In our years of media training, we thought we’d encountered every possible type of broadcast spokesperson. That was until Anthony Scaramucci appeared on the BBC, interviewed by Emily Maitlis on Newsnight.
How could the most powerful man in communications be so poorly media trained? We spotted a catalogue of errors, some of which we’ve picked out here for your enjoyment (or horror, depending on how much experience in media training you have!)
“Where I come from, we’re front-stabbers.”
This is possibly rule number one for broadcast interviews: don’t say anything that could be used as a compromising soundbite. It can be easily taken out of context, even if you’re trying to make a reasonable point about trying to cut out the deceitful culture poisoning The White House. Using violent imagery, whether about stabbing, shooting, torturing or anything similarly violent, is something to avoid at all costs.
Know who you’re talking to
Asking Emily Maitlis whether she had been to a Bernie Sanders or Donald Trump rally is both rude and smacks of ignorance and unprofessionalism. She is the political editor of Newsnight and one of the most senior political correspondents working for the BBC. Of course she has been to these rallies, she would not be interviewing you if she wasn’t a credible political journalist!
“You only ask the questions but you don’t answer the questions.”

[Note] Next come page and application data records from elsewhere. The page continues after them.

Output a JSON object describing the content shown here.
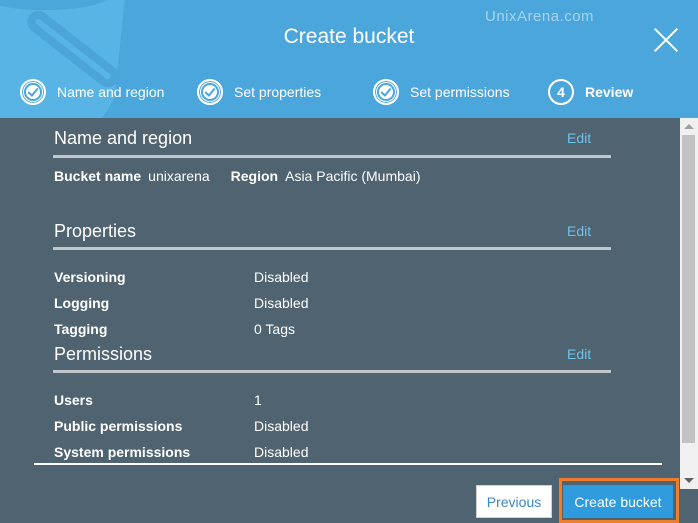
{
  "watermark": "UnixArena.com",
  "dialog": {
    "title": "Create bucket",
    "close_icon": "close-x-icon"
  },
  "steps": [
    {
      "label": "Name and region",
      "state": "done",
      "icon": "check-circle-icon"
    },
    {
      "label": "Set properties",
      "state": "done",
      "icon": "check-circle-icon"
    },
    {
      "label": "Set permissions",
      "state": "done",
      "icon": "check-circle-icon"
    },
    {
      "label": "Review",
      "state": "active",
      "number": "4"
    }
  ],
  "sections": {
    "name_region": {
      "title": "Name and region",
      "edit_label": "Edit",
      "bucket_name_label": "Bucket name",
      "bucket_name_value": "unixarena",
      "region_label": "Region",
      "region_value": "Asia Pacific (Mumbai)"
    },
    "properties": {
      "title": "Properties",
      "edit_label": "Edit",
      "rows": [
        {
          "label": "Versioning",
          "value": "Disabled"
        },
        {
          "label": "Logging",
          "value": "Disabled"
        },
        {
          "label": "Tagging",
          "value": "0 Tags"
        }
      ]
    },
    "permissions": {
      "title": "Permissions",
      "edit_label": "Edit",
      "rows": [
        {
          "label": "Users",
          "value": "1"
        },
        {
          "label": "Public permissions",
          "value": "Disabled"
        },
        {
          "label": "System permissions",
          "value": "Disabled"
        }
      ]
    }
  },
  "footer": {
    "previous_label": "Previous",
    "create_label": "Create bucket"
  },
  "colors": {
    "header_bg": "#4ba6dc",
    "body_bg": "#4f6370",
    "edit_link": "#6cc4ea",
    "primary_button": "#2f9bdd",
    "highlight_outline": "#f07d2a"
  }
}
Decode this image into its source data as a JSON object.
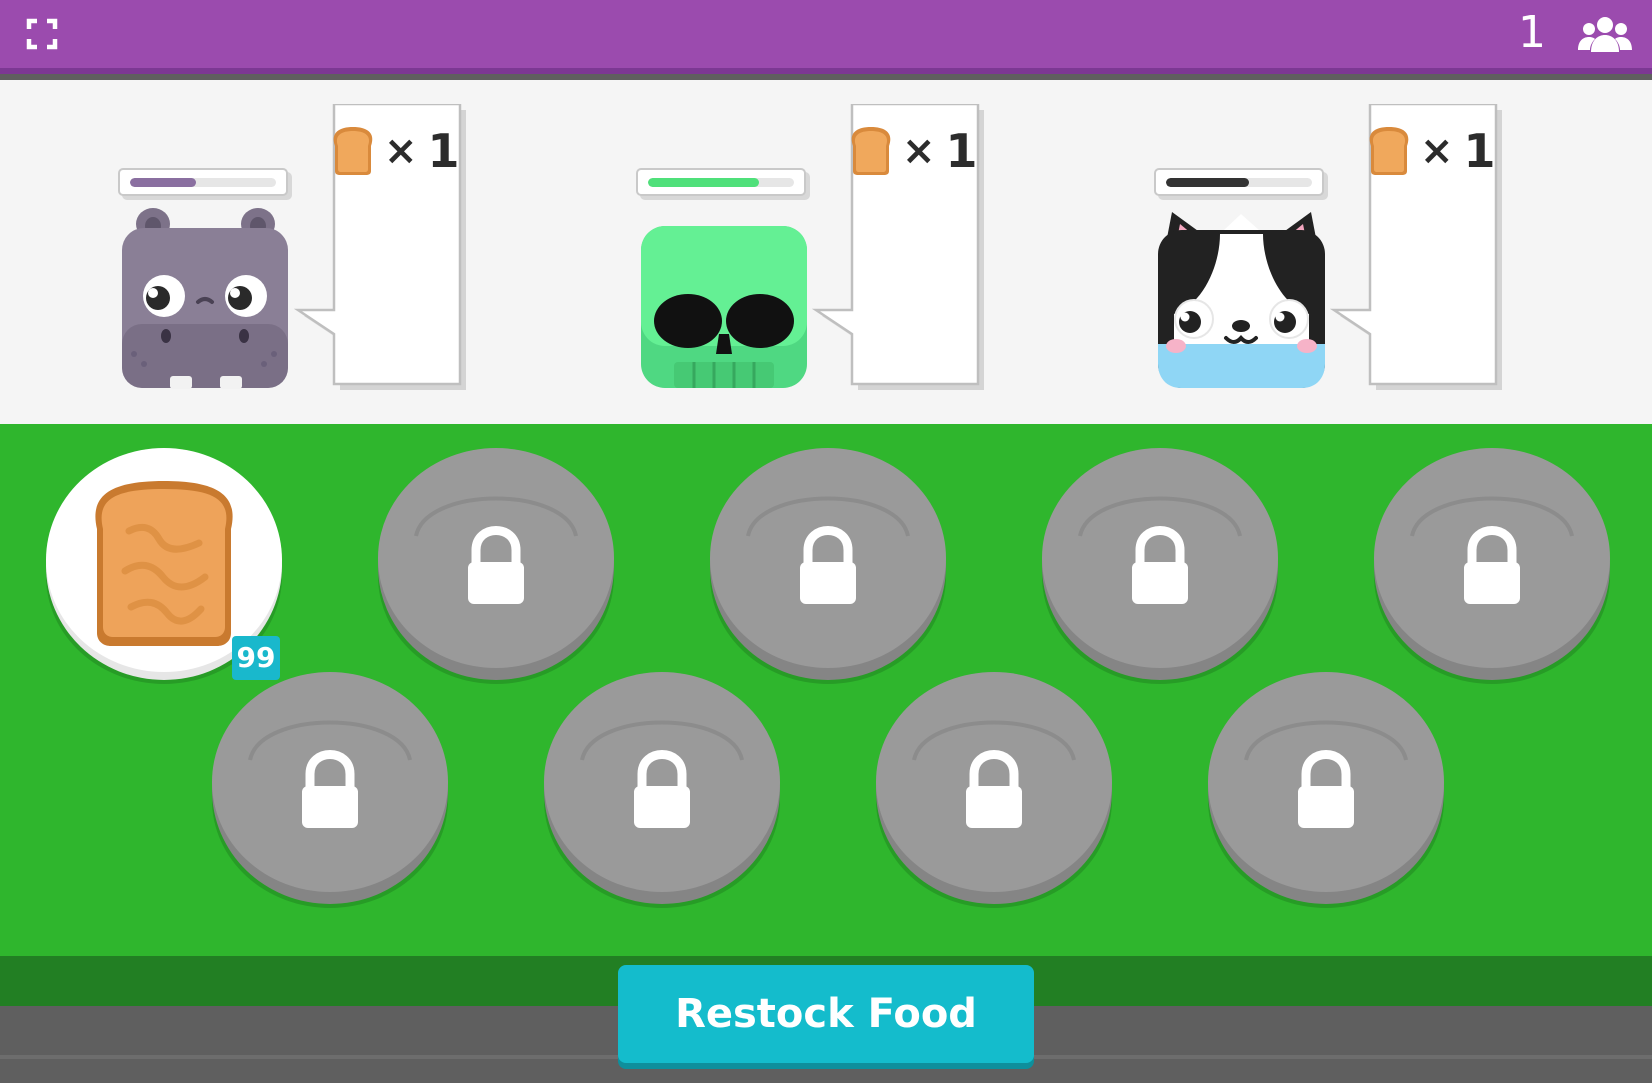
{
  "topbar": {
    "fullscreen_icon": "fullscreen-icon",
    "player_count": "1",
    "players_icon": "users-icon",
    "bar_color": "#9b4bae"
  },
  "customers": [
    {
      "name": "hippo",
      "patience": 0.45,
      "patience_color": "#8a6fa0",
      "order_item": "toast",
      "order_qty": "1"
    },
    {
      "name": "skull",
      "patience": 0.76,
      "patience_color": "#4fe07a",
      "order_item": "toast",
      "order_qty": "1"
    },
    {
      "name": "husky",
      "patience": 0.57,
      "patience_color": "#333333",
      "order_item": "toast",
      "order_qty": "1"
    }
  ],
  "order_times_symbol": "×",
  "plates": {
    "first": {
      "item": "toast",
      "stock": "99"
    },
    "locked_count": 8,
    "lock_icon": "lock-icon"
  },
  "restock_button": "Restock Food",
  "colors": {
    "counter": "#2fb62d",
    "restock": "#14bccc",
    "plate": "#9a9a9a"
  }
}
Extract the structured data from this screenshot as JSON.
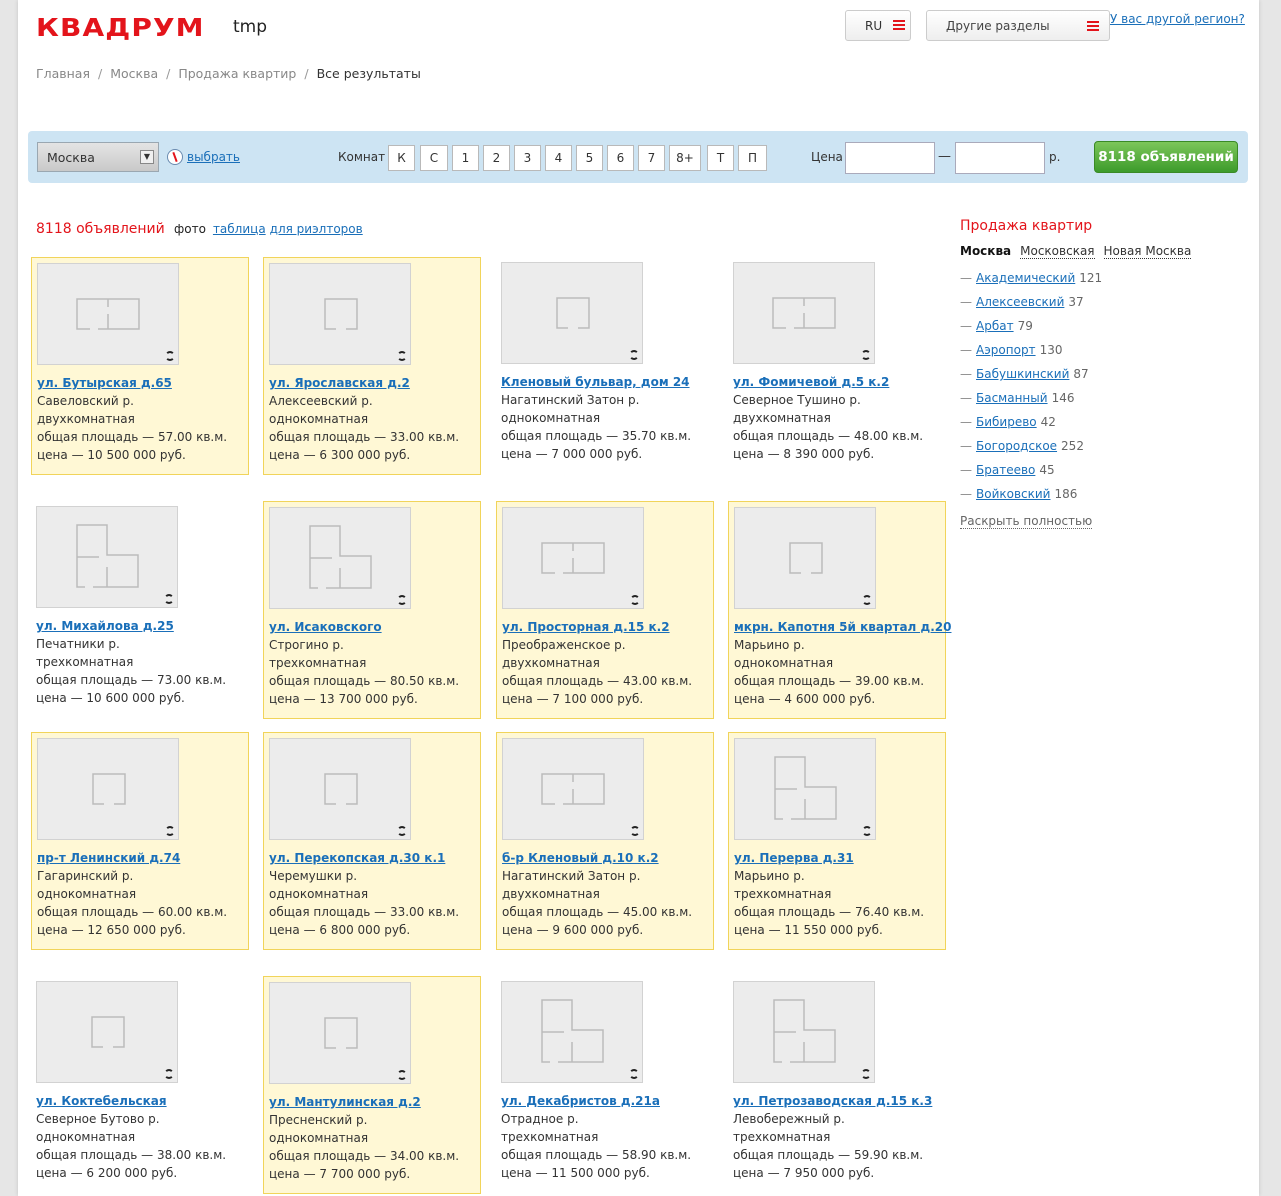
{
  "header": {
    "logo": "КВАДРУМ",
    "site_tag": "tmp",
    "lang": "RU",
    "sections_label": "Другие разделы",
    "region_link": "У вас другой регион?"
  },
  "breadcrumb": [
    "Главная",
    "Москва",
    "Продажа квартир",
    "Все результаты"
  ],
  "filter": {
    "city": "Москва",
    "choose": "выбрать",
    "rooms_label": "Комнат",
    "rooms": [
      "К",
      "С",
      "1",
      "2",
      "3",
      "4",
      "5",
      "6",
      "7",
      "8+",
      "Т",
      "П"
    ],
    "price_label": "Цена",
    "price_from": "",
    "price_to": "",
    "dash": "—",
    "currency": "р.",
    "submit": "8118 объявлений"
  },
  "results": {
    "count_text": "8118 объявлений",
    "view_active": "фото",
    "view_links": [
      "таблица",
      "для риэлторов"
    ]
  },
  "listings": [
    {
      "addr": "ул. Бутырская д.65",
      "district": "Савеловский р.",
      "type": "двухкомнатная",
      "area": "общая площадь — 57.00 кв.м.",
      "price": "цена — 10 500 000 руб.",
      "highlight": true,
      "plan": "two"
    },
    {
      "addr": "ул. Ярославская д.2",
      "district": "Алексеевский р.",
      "type": "однокомнатная",
      "area": "общая площадь — 33.00 кв.м.",
      "price": "цена — 6 300 000 руб.",
      "highlight": true,
      "plan": "one"
    },
    {
      "addr": "Кленовый бульвар, дом 24",
      "district": "Нагатинский Затон р.",
      "type": "однокомнатная",
      "area": "общая площадь — 35.70 кв.м.",
      "price": "цена — 7 000 000 руб.",
      "highlight": false,
      "plan": "one"
    },
    {
      "addr": "ул. Фомичевой д.5 к.2",
      "district": "Северное Тушино р.",
      "type": "двухкомнатная",
      "area": "общая площадь — 48.00 кв.м.",
      "price": "цена — 8 390 000 руб.",
      "highlight": false,
      "plan": "two"
    },
    {
      "addr": "ул. Михайлова д.25",
      "district": "Печатники р.",
      "type": "трехкомнатная",
      "area": "общая площадь — 73.00 кв.м.",
      "price": "цена — 10 600 000 руб.",
      "highlight": false,
      "plan": "three"
    },
    {
      "addr": "ул. Исаковского",
      "district": "Строгино р.",
      "type": "трехкомнатная",
      "area": "общая площадь — 80.50 кв.м.",
      "price": "цена — 13 700 000 руб.",
      "highlight": true,
      "plan": "three"
    },
    {
      "addr": "ул. Просторная д.15 к.2",
      "district": "Преображенское р.",
      "type": "двухкомнатная",
      "area": "общая площадь — 43.00 кв.м.",
      "price": "цена — 7 100 000 руб.",
      "highlight": true,
      "plan": "two"
    },
    {
      "addr": "мкрн. Капотня 5й квартал д.20",
      "district": "Марьино р.",
      "type": "однокомнатная",
      "area": "общая площадь — 39.00 кв.м.",
      "price": "цена — 4 600 000 руб.",
      "highlight": true,
      "plan": "one"
    },
    {
      "addr": "пр-т Ленинский д.74",
      "district": "Гагаринский р.",
      "type": "однокомнатная",
      "area": "общая площадь — 60.00 кв.м.",
      "price": "цена — 12 650 000 руб.",
      "highlight": true,
      "plan": "one"
    },
    {
      "addr": "ул. Перекопская д.30 к.1",
      "district": "Черемушки р.",
      "type": "однокомнатная",
      "area": "общая площадь — 33.00 кв.м.",
      "price": "цена — 6 800 000 руб.",
      "highlight": true,
      "plan": "one"
    },
    {
      "addr": "б-р Кленовый д.10 к.2",
      "district": "Нагатинский Затон р.",
      "type": "двухкомнатная",
      "area": "общая площадь — 45.00 кв.м.",
      "price": "цена — 9 600 000 руб.",
      "highlight": true,
      "plan": "two"
    },
    {
      "addr": "ул. Перерва д.31",
      "district": "Марьино р.",
      "type": "трехкомнатная",
      "area": "общая площадь — 76.40 кв.м.",
      "price": "цена — 11 550 000 руб.",
      "highlight": true,
      "plan": "three"
    },
    {
      "addr": "ул. Коктебельская",
      "district": "Северное Бутово р.",
      "type": "однокомнатная",
      "area": "общая площадь — 38.00 кв.м.",
      "price": "цена — 6 200 000 руб.",
      "highlight": false,
      "plan": "one"
    },
    {
      "addr": "ул. Мантулинская д.2",
      "district": "Пресненский р.",
      "type": "однокомнатная",
      "area": "общая площадь — 34.00 кв.м.",
      "price": "цена — 7 700 000 руб.",
      "highlight": true,
      "plan": "one"
    },
    {
      "addr": "ул. Декабристов д.21а",
      "district": "Отрадное р.",
      "type": "трехкомнатная",
      "area": "общая площадь — 58.90 кв.м.",
      "price": "цена — 11 500 000 руб.",
      "highlight": false,
      "plan": "three"
    },
    {
      "addr": "ул. Петрозаводская д.15 к.3",
      "district": "Левобережный р.",
      "type": "трехкомнатная",
      "area": "общая площадь — 59.90 кв.м.",
      "price": "цена — 7 950 000 руб.",
      "highlight": false,
      "plan": "three"
    }
  ],
  "sidebar": {
    "title": "Продажа квартир",
    "tabs": [
      "Москва",
      "Московская",
      "Новая Москва"
    ],
    "districts": [
      {
        "name": "Академический",
        "count": "121"
      },
      {
        "name": "Алексеевский",
        "count": "37"
      },
      {
        "name": "Арбат",
        "count": "79"
      },
      {
        "name": "Аэропорт",
        "count": "130"
      },
      {
        "name": "Бабушкинский",
        "count": "87"
      },
      {
        "name": "Басманный",
        "count": "146"
      },
      {
        "name": "Бибирево",
        "count": "42"
      },
      {
        "name": "Богородское",
        "count": "252"
      },
      {
        "name": "Братеево",
        "count": "45"
      },
      {
        "name": "Войковский",
        "count": "186"
      }
    ],
    "expand": "Раскрыть полностью",
    "dash": "—"
  },
  "colors": {
    "brand": "#e3141b",
    "link": "#1a6fb9",
    "highlight": "#fff8d5",
    "filter_bg": "#cde4f3",
    "submit": "#3d9b2b"
  }
}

Turning your own questions back onto the interviewer is a common deflection tactic in political correspondence, but one that should be used with caution. Asking superfluous and rhetorical questions, like “do you want a great trade deal?”, strikes of attempting to put words in mouths and directing the interview in a particular direction. Any credible journalist will quickly sniff this out and call you out for it.
The personal space thing
Keep. Your. Hands. To. Your. Self. The Mooch wouldn’t touch Krishnan Guru-Murthy’s hands in such a way during a serious interview, why would he feel it’s acceptable to do so just because his interviewer is a woman? Never mind the blatant sexism involved here, viewers will be watching your wandering hands and not listening to your key messages, however good your answers are. And as a golden rule, trying to hug your interviewer is a big no. It’s awkward, unprofessional, and again – would you attempt this with a male reporter? Of course you wouldn’t!
Forecasting your own sacking
“If he wants me to leave tomorrow, then I’m not going to be here to stay.” Anthony Scaramucci didn’t know he would be in and out of the White House in record quick time, but even if he did know, there was really no reason to give anything other than a ‘yes, I’m here to stay’. Commitment to the cause is imperative, and while it looks unfortunate now in hindsight, there is a suggestion of distrust and a lack of confidence underneath saying something like this.
To watch the interview in full, click here. For some more media training tips, check out our blog; ‘5 Media Training Lessons from the General Election’. If you’d like to book into Media Training Taster Days, find the link here! They’re free and a fun hour’s experience on what it’s like to be effectively broadcast media trained (unlike our friend the Mooch). For anything else, get in touch via 0207 240 7373, or email firstname.lastname@example.org.